> **Problem description**: Exactly as written, retype the listing below, omitting the pictures.

> **Given data**:
* * * * *
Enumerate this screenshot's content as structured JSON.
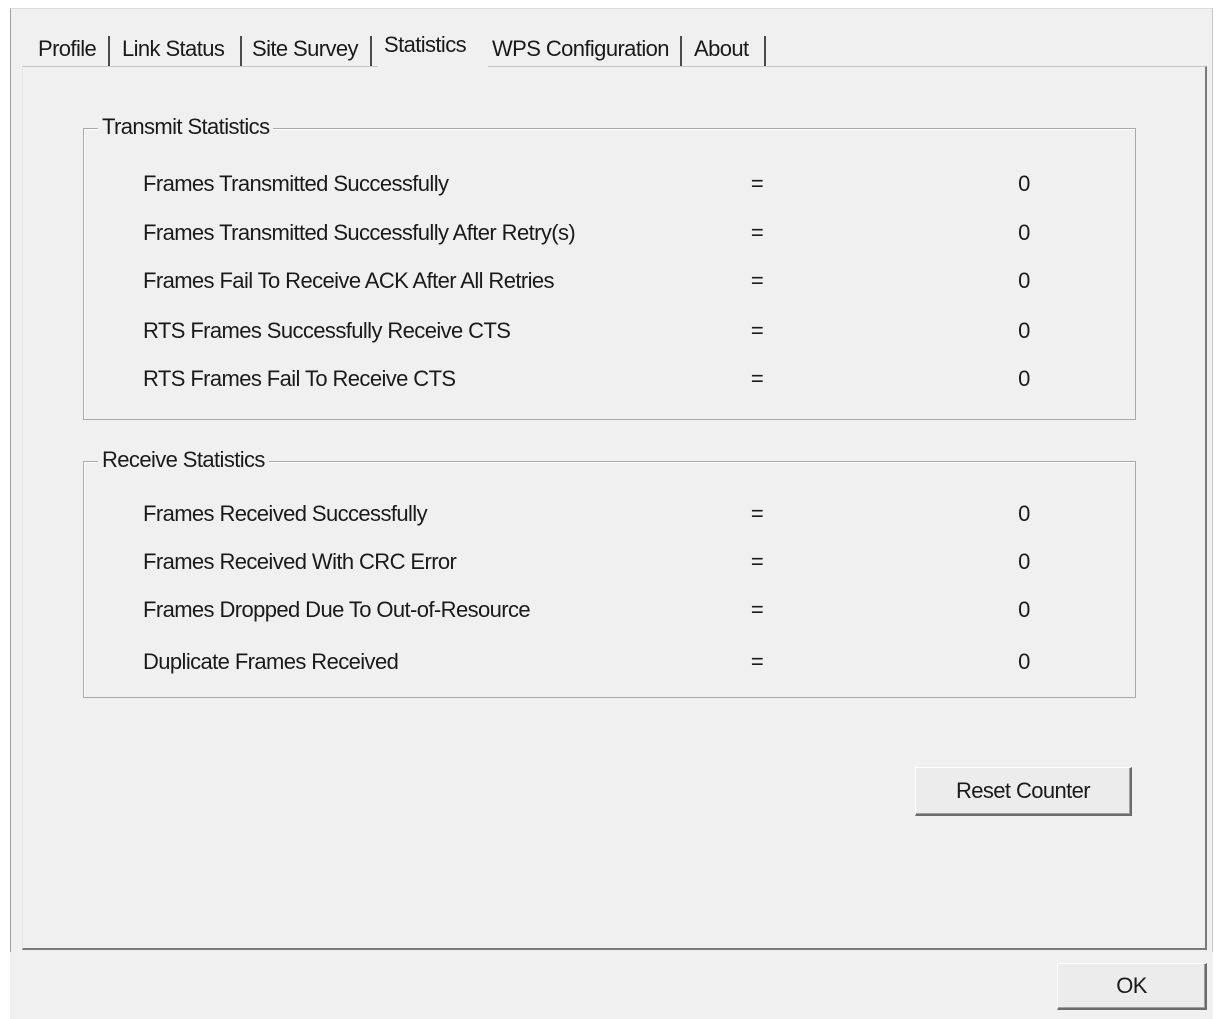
{
  "tabs": [
    {
      "label": "Profile"
    },
    {
      "label": "Link Status"
    },
    {
      "label": "Site Survey"
    },
    {
      "label": "Statistics"
    },
    {
      "label": "WPS Configuration"
    },
    {
      "label": "About"
    }
  ],
  "active_tab": "Statistics",
  "transmit": {
    "title": "Transmit Statistics",
    "rows": [
      {
        "label": "Frames Transmitted Successfully",
        "eq": "=",
        "value": "0"
      },
      {
        "label": "Frames Transmitted Successfully After Retry(s)",
        "eq": "=",
        "value": "0"
      },
      {
        "label": "Frames Fail To Receive ACK After All Retries",
        "eq": "=",
        "value": "0"
      },
      {
        "label": "RTS Frames Successfully Receive CTS",
        "eq": "=",
        "value": "0"
      },
      {
        "label": "RTS Frames Fail To Receive CTS",
        "eq": "=",
        "value": "0"
      }
    ]
  },
  "receive": {
    "title": "Receive Statistics",
    "rows": [
      {
        "label": "Frames Received Successfully",
        "eq": "=",
        "value": "0"
      },
      {
        "label": "Frames Received With CRC Error",
        "eq": "=",
        "value": "0"
      },
      {
        "label": "Frames Dropped Due To Out-of-Resource",
        "eq": "=",
        "value": "0"
      },
      {
        "label": "Duplicate Frames Received",
        "eq": "=",
        "value": "0"
      }
    ]
  },
  "buttons": {
    "reset": "Reset Counter",
    "ok": "OK"
  }
}
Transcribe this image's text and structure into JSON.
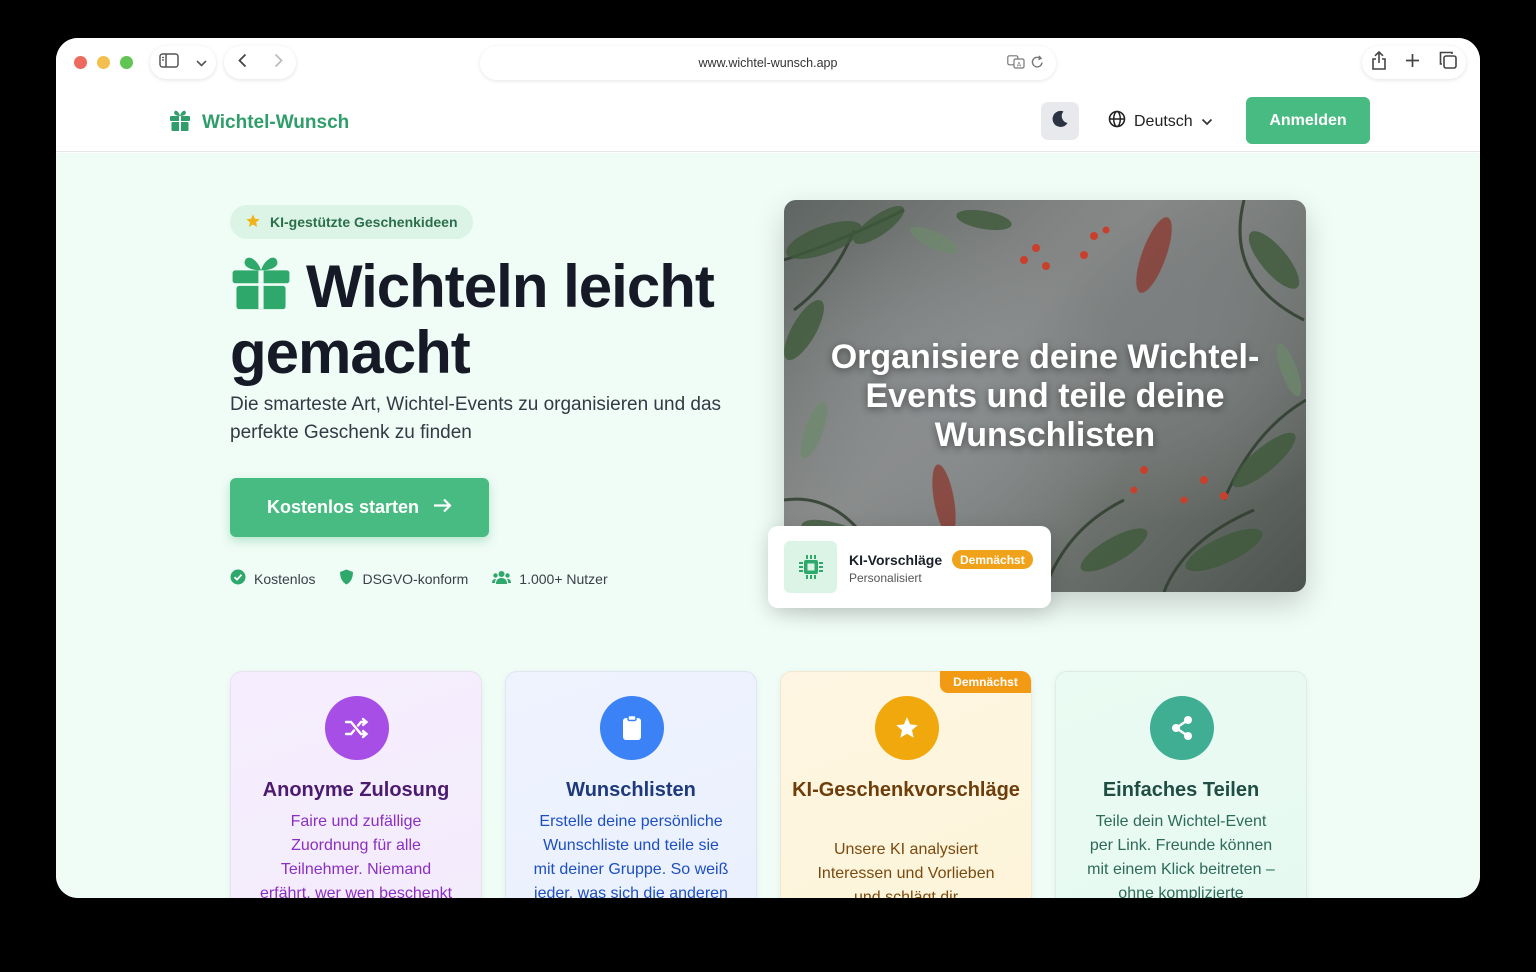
{
  "browser": {
    "url": "www.wichtel-wunsch.app"
  },
  "header": {
    "brand": "Wichtel-Wunsch",
    "language": "Deutsch",
    "login_label": "Anmelden"
  },
  "hero": {
    "badge": "KI-gestützte Geschenkideen",
    "headline_line1": "Wichteln leicht",
    "headline_line2": "gemacht",
    "subline": "Die smarteste Art, Wichtel-Events zu organisieren und das perfekte Geschenk zu finden",
    "cta_label": "Kostenlos starten",
    "trust": [
      {
        "label": "Kostenlos",
        "icon": "check-circle-icon"
      },
      {
        "label": "DSGVO-konform",
        "icon": "shield-icon"
      },
      {
        "label": "1.000+ Nutzer",
        "icon": "users-icon"
      }
    ],
    "image_caption": "Organisiere deine Wichtel-Events und teile deine Wunschlisten",
    "ki_card": {
      "title": "KI-Vorschläge",
      "badge": "Demnächst",
      "subtitle": "Personalisiert"
    }
  },
  "features": [
    {
      "title": "Anonyme Zulosung",
      "description": "Faire und zufällige Zuordnung für alle Teilnehmer. Niemand erfährt, wer wen beschenkt",
      "icon": "shuffle-icon"
    },
    {
      "title": "Wunschlisten",
      "description": "Erstelle deine persönliche Wunschliste und teile sie mit deiner Gruppe. So weiß jeder, was sich die anderen",
      "icon": "clipboard-icon"
    },
    {
      "title": "KI-Geschenkvorschläge",
      "badge": "Demnächst",
      "description": "Unsere KI analysiert Interessen und Vorlieben und schlägt dir",
      "icon": "star-icon"
    },
    {
      "title": "Einfaches Teilen",
      "description": "Teile dein Wichtel-Event per Link. Freunde können mit einem Klick beitreten – ohne komplizierte Registrierung.",
      "icon": "share-icon"
    }
  ],
  "colors": {
    "brand_green": "#48bb82",
    "background_mint": "#f0fcf6",
    "badge_orange": "#f1a21b"
  }
}
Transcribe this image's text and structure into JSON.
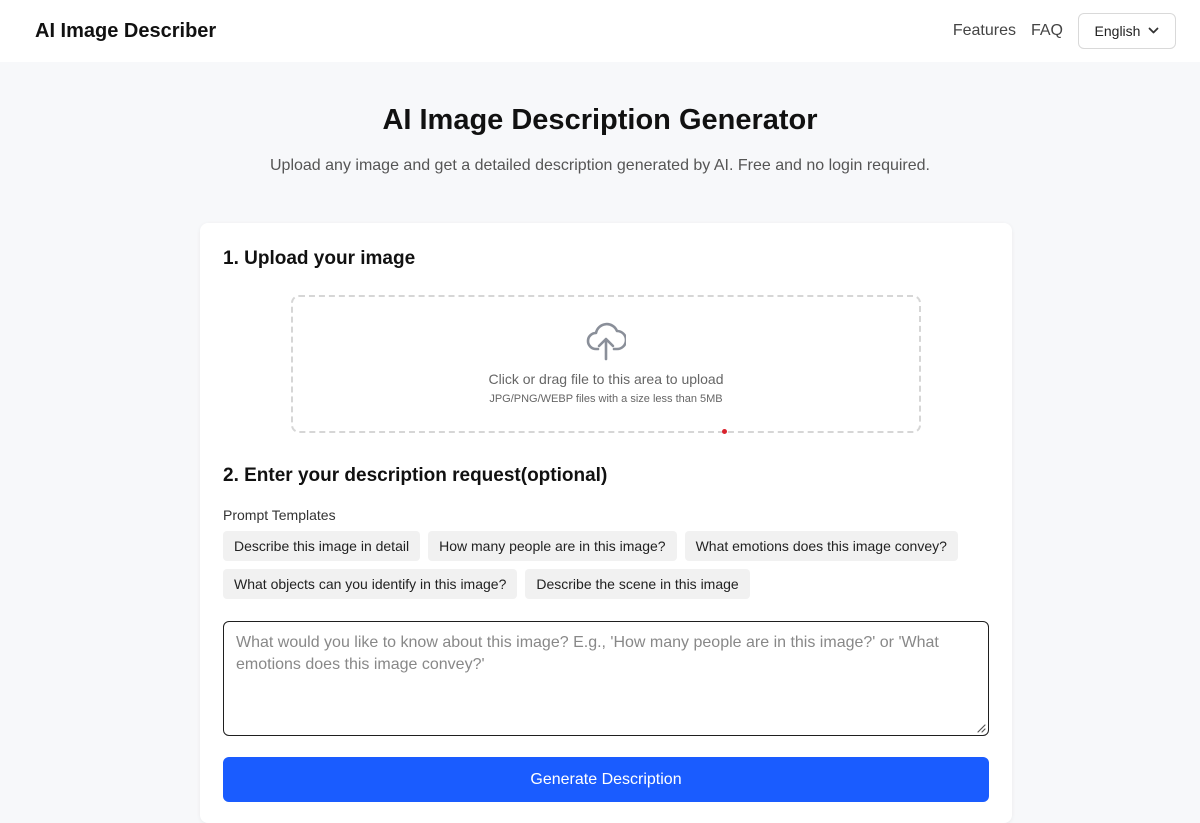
{
  "header": {
    "brand": "AI Image Describer",
    "nav": {
      "features": "Features",
      "faq": "FAQ"
    },
    "language": {
      "selected": "English",
      "icon": "chevron-down-icon"
    }
  },
  "hero": {
    "title": "AI Image Description Generator",
    "subtitle": "Upload any image and get a detailed description generated by AI. Free and no login required."
  },
  "upload": {
    "step_title": "1. Upload your image",
    "icon": "cloud-upload-icon",
    "main_text": "Click or drag file to this area to upload",
    "hint_text": "JPG/PNG/WEBP files with a size less than 5MB"
  },
  "request": {
    "step_title": "2. Enter your description request(optional)",
    "templates_label": "Prompt Templates",
    "templates": [
      "Describe this image in detail",
      "How many people are in this image?",
      "What emotions does this image convey?",
      "What objects can you identify in this image?",
      "Describe the scene in this image"
    ],
    "textarea": {
      "value": "",
      "placeholder": "What would you like to know about this image? E.g., 'How many people are in this image?' or 'What emotions does this image convey?'"
    },
    "generate_label": "Generate Description"
  },
  "colors": {
    "primary": "#1a5cff",
    "chip_bg": "#f1f1f1",
    "page_bg": "#f7f8fa",
    "dot": "#d9232d"
  }
}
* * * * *
> **Result**:
Enumerate this screenshot's content as structured JSON.
{
  "tabs": [
    {
      "label": "Profile"
    },
    {
      "label": "Link Status"
    },
    {
      "label": "Site Survey"
    },
    {
      "label": "Statistics"
    },
    {
      "label": "WPS Configuration"
    },
    {
      "label": "About"
    }
  ],
  "active_tab": "Statistics",
  "transmit": {
    "title": "Transmit Statistics",
    "rows": [
      {
        "label": "Frames Transmitted Successfully",
        "eq": "=",
        "value": "0"
      },
      {
        "label": "Frames Transmitted Successfully After Retry(s)",
        "eq": "=",
        "value": "0"
      },
      {
        "label": "Frames Fail To Receive ACK After All Retries",
        "eq": "=",
        "value": "0"
      },
      {
        "label": "RTS Frames Successfully Receive CTS",
        "eq": "=",
        "value": "0"
      },
      {
        "label": "RTS Frames Fail To Receive CTS",
        "eq": "=",
        "value": "0"
      }
    ]
  },
  "receive": {
    "title": "Receive Statistics",
    "rows": [
      {
        "label": "Frames Received Successfully",
        "eq": "=",
        "value": "0"
      },
      {
        "label": "Frames Received With CRC Error",
        "eq": "=",
        "value": "0"
      },
      {
        "label": "Frames Dropped Due To Out-of-Resource",
        "eq": "=",
        "value": "0"
      },
      {
        "label": "Duplicate Frames Received",
        "eq": "=",
        "value": "0"
      }
    ]
  },
  "buttons": {
    "reset": "Reset Counter",
    "ok": "OK"
  }
}
Transcribe this image's text and structure into JSON.
{
  "browser": {
    "url": "www.wichtel-wunsch.app"
  },
  "header": {
    "brand": "Wichtel-Wunsch",
    "language": "Deutsch",
    "login_label": "Anmelden"
  },
  "hero": {
    "badge": "KI-gestützte Geschenkideen",
    "headline_line1": "Wichteln leicht",
    "headline_line2": "gemacht",
    "subline": "Die smarteste Art, Wichtel-Events zu organisieren und das perfekte Geschenk zu finden",
    "cta_label": "Kostenlos starten",
    "trust": [
      {
        "label": "Kostenlos",
        "icon": "check-circle-icon"
      },
      {
        "label": "DSGVO-konform",
        "icon": "shield-icon"
      },
      {
        "label": "1.000+ Nutzer",
        "icon": "users-icon"
      }
    ],
    "image_caption": "Organisiere deine Wichtel-Events und teile deine Wunschlisten",
    "ki_card": {
      "title": "KI-Vorschläge",
      "badge": "Demnächst",
      "subtitle": "Personalisiert"
    }
  },
  "features": [
    {
      "title": "Anonyme Zulosung",
      "description": "Faire und zufällige Zuordnung für alle Teilnehmer. Niemand erfährt, wer wen beschenkt",
      "icon": "shuffle-icon"
    },
    {
      "title": "Wunschlisten",
      "description": "Erstelle deine persönliche Wunschliste und teile sie mit deiner Gruppe. So weiß jeder, was sich die anderen",
      "icon": "clipboard-icon"
    },
    {
      "title": "KI-Geschenkvorschläge",
      "badge": "Demnächst",
      "description": "Unsere KI analysiert Interessen und Vorlieben und schlägt dir",
      "icon": "star-icon"
    },
    {
      "title": "Einfaches Teilen",
      "description": "Teile dein Wichtel-Event per Link. Freunde können mit einem Klick beitreten – ohne komplizierte Registrierung.",
      "icon": "share-icon"
    }
  ],
  "colors": {
    "brand_green": "#48bb82",
    "background_mint": "#f0fcf6",
    "badge_orange": "#f1a21b"
  }
}
Transcribe this image's text and structure into JSON.
{
  "header": {
    "brand": "AI Image Describer",
    "nav": {
      "features": "Features",
      "faq": "FAQ"
    },
    "language": {
      "selected": "English",
      "icon": "chevron-down-icon"
    }
  },
  "hero": {
    "title": "AI Image Description Generator",
    "subtitle": "Upload any image and get a detailed description generated by AI. Free and no login required."
  },
  "upload": {
    "step_title": "1. Upload your image",
    "icon": "cloud-upload-icon",
    "main_text": "Click or drag file to this area to upload",
    "hint_text": "JPG/PNG/WEBP files with a size less than 5MB"
  },
  "request": {
    "step_title": "2. Enter your description request(optional)",
    "templates_label": "Prompt Templates",
    "templates": [
      "Describe this image in detail",
      "How many people are in this image?",
      "What emotions does this image convey?",
      "What objects can you identify in this image?",
      "Describe the scene in this image"
    ],
    "textarea": {
      "value": "",
      "placeholder": "What would you like to know about this image? E.g., 'How many people are in this image?' or 'What emotions does this image convey?'"
    },
    "generate_label": "Generate Description"
  },
  "colors": {
    "primary": "#1a5cff",
    "chip_bg": "#f1f1f1",
    "page_bg": "#f7f8fa",
    "dot": "#d9232d"
  }
}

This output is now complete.